‘What will we eat?’ labourers and people from unorganised sectors stare at uncertain future
Written by Deep Mukherjee | Jaipur | Published: March 24, 2020 8:03:26 pm Labourers and other people associated with the unorganised sector who have lost their work and don’t have enough to eat, at a slum in Jaipur’s Mansarover on Monday. Express...
It’s been an unusual Monday afternoon for Dharmanath Sapera, who, instead of his usual routine of collecting scrap or working at construction sites, is spending the day worrying about arranging the next day’s meal for his family of nine members.
Sapera, who is in his early forties, along with other families living in makeshift shelters at a slum in Jaipur’s Mansarover, has been out of work ever since the Rajasthan government announced a lockdown of the state till March 31, in the wake of the Coronavirus outbreak. So far, the state has reported 28 positive cases.
“We went to the chowkri (a place for daily wage labourers to seek work) today, but the police drove us away. They told us to stay at home. If we stay at home, how will we feed our families? We are dependent on our daily income as we don’t have savings,” Sapera, a father of six, told The Indian Express.
Sapera says so far,the people at the slum in which he lives haven’t received any assistance from the government and many go hungry.
“Some individuals donated us wheat and pulses. We have become entirely dependent on charity after losing our income,” says Sapera.
As a result of the lockdown, thousands including daily wage labourers, street vendors and those in the unorganised sector are staring at a massive crisis, with many not even having the means to purchase food.
At the Mansarovar slum, the mood is grim as the residents huddle together. “We will die till March 31. We don’t have any food and if this goes on, our children won’t have anything to eat,” says Anguri Devi, one of the residents.

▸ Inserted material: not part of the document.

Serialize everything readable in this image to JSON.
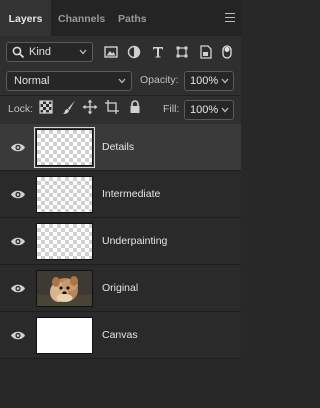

The Rajasthan government has said that around 23 lakh construction labourers, 5 lakh registered factory workers and around 1 lakh street vendors in urban areas are facing the problem of livelihood. Chief Minister Ashok Gehlot has written to Prime Minister Narendra Modi, requesting the Centre to announce relief packages for this demographic.

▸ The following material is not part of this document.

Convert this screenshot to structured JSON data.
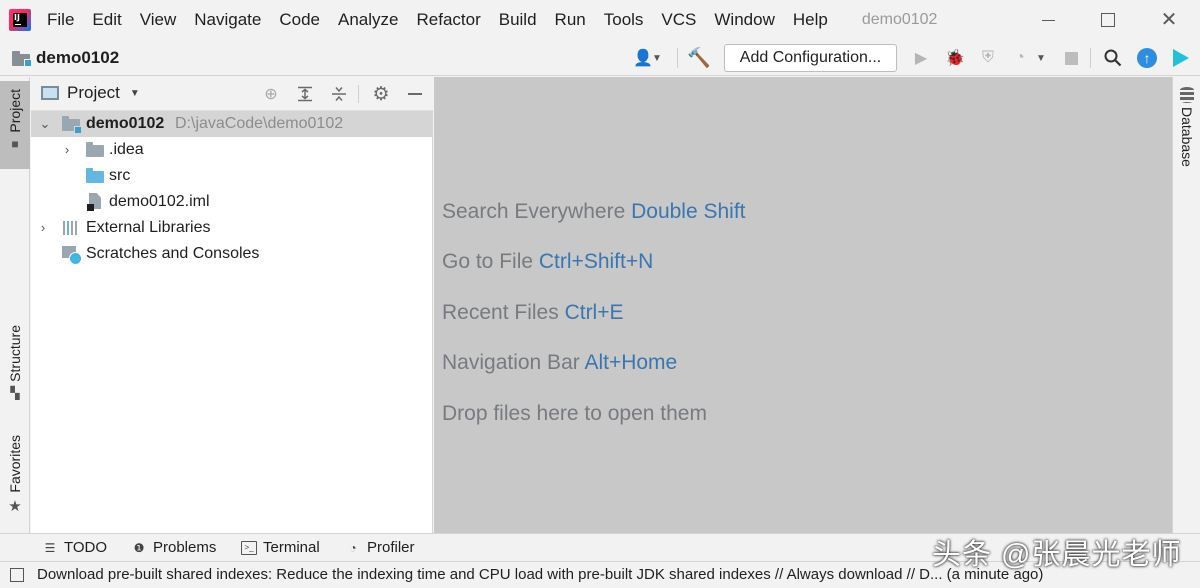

Shortly after the lockdown was announced on the night of March 21, Gehlot had tweeted that families who are National Food Security Act (NFSA) beneficiaries, will be provided ration and wheat free of cost till May. In urban areas, daily wagers, labourers, street vendors as well the poor people not listed as NFSA beneficiaries, will also be provided packets of food items for two months from April 1, the chief minister had said.
In several areas of the state, government departments have been distributing food packets to people. But many still wait for assistance.
“We need somebody to supply us at least food grains. We haven’t received food packets from the government yet. We don’t have any work and we can’t take loans from acquaintances because we don’t have the capacity to repay,” says Hansraj Rana, who played drums at weddings before the outbreak.
Activists say the government should take immediate steps to avoid a crisis.
“The government must immediately start distributing ration and food packets to the homeless and labourers. As the state government has no dearth of staff, a proper mechanism should be made involving these employees so that the food reaches every person of such demographic. We can’t wait till April 1 as even now economically backward people have nothing to eat,” says Mukesh Goswami from the Mazdoor Kisan Shakti Sangathan.